I’ve had an opportunity to respond to a less then thoughtful email that presented conservative non-thinking opinion of the Latino population in America. Here’s the exchange of emails that when all done we agreed on just who Latinos are.

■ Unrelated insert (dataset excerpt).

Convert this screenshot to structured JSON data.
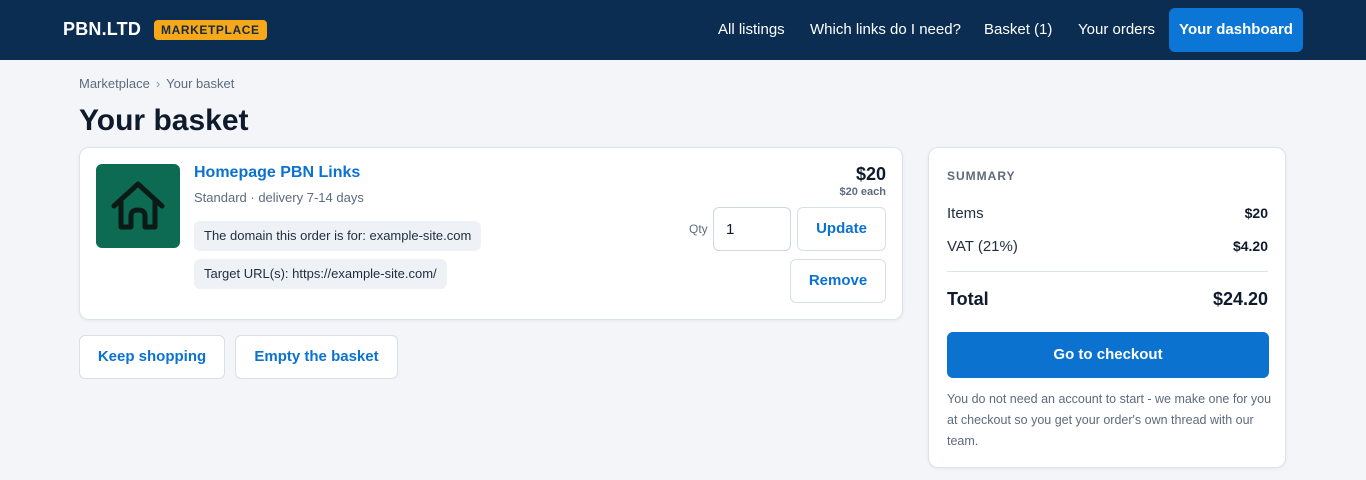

Sharon, thank you for your comments. Alvera and I exchanged emails and within one of them I shared with Alvera the following… “Since I have known a few Latino immigrants here in Denver and more so in Phoenix, I know the common stereotype is not accurate. My grandparents only spoke broken English and maybe your grandparents did also, like many first and some second generation Latinos.”Your comment “But, I feel the difference in then (like your ancestors and mine) and now, is that so many of the imigrants come here to get a job for better money, but don’t want to learn the language, work to become citizens or care that much about this country” is not true with all the Latinos I have known. Many Latinos left Latin America for the same reasons my grandparents left Poland. Many have experienced the oppression like my grandparents did in Poland. Ones who are here legally do become citizens. Last year I tutored reading at Cesar Chavez Academy (also coached chess there) where my student had been speaking English for less than a year. His parents did attend night school to learn English. My sister lives in Nogales, Arizona right on the border. She has shared with me many stories of the courage and determination these immigrants have in wanting to better themselves and their family. What I will acknowledge is that Latinos when among themselves will speak Spanish as my grandparents and parents spoke polish when they were in the company of polish people.As those immigrants from Eastern Europe became part of this great nation generations ago, these immigrants will also be an integral part of our future. BTW, my polish heritage son teaches Spanish at East High School here in Denver. A little irony?Thank you for listening.Anthony Dziedzic